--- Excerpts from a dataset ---
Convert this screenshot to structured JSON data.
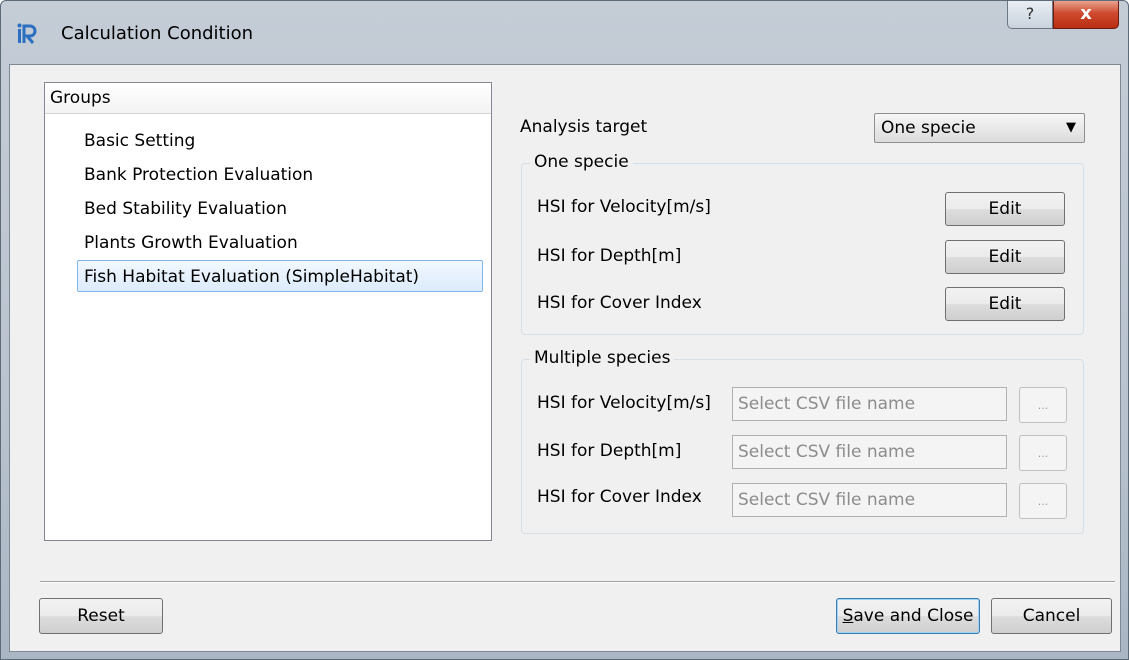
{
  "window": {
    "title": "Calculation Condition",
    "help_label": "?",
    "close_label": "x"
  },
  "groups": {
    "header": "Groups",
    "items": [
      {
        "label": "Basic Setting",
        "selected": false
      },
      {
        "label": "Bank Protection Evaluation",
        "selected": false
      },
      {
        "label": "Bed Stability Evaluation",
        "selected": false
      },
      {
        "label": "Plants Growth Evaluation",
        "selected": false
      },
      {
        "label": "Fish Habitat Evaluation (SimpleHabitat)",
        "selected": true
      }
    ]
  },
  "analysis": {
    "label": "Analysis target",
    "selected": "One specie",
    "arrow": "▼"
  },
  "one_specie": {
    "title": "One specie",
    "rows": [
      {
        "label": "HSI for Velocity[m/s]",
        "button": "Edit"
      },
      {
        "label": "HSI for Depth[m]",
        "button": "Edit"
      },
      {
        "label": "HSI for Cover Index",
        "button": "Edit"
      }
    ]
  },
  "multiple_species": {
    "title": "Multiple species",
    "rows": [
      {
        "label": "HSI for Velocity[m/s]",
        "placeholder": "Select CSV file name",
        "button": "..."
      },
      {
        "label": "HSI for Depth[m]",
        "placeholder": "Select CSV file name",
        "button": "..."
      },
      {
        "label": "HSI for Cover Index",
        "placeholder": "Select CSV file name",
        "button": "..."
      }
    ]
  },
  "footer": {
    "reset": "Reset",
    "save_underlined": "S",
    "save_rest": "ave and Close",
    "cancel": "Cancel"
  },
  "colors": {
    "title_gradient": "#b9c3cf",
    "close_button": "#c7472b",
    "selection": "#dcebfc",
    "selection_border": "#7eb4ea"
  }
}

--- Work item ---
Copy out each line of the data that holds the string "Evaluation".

--- Answer space ---
        "label": "Bank Protection Evaluation",
        "label": "Bed Stability Evaluation",
        "label": "Plants Growth Evaluation",
        "label": "Fish Habitat Evaluation (SimpleHabitat)",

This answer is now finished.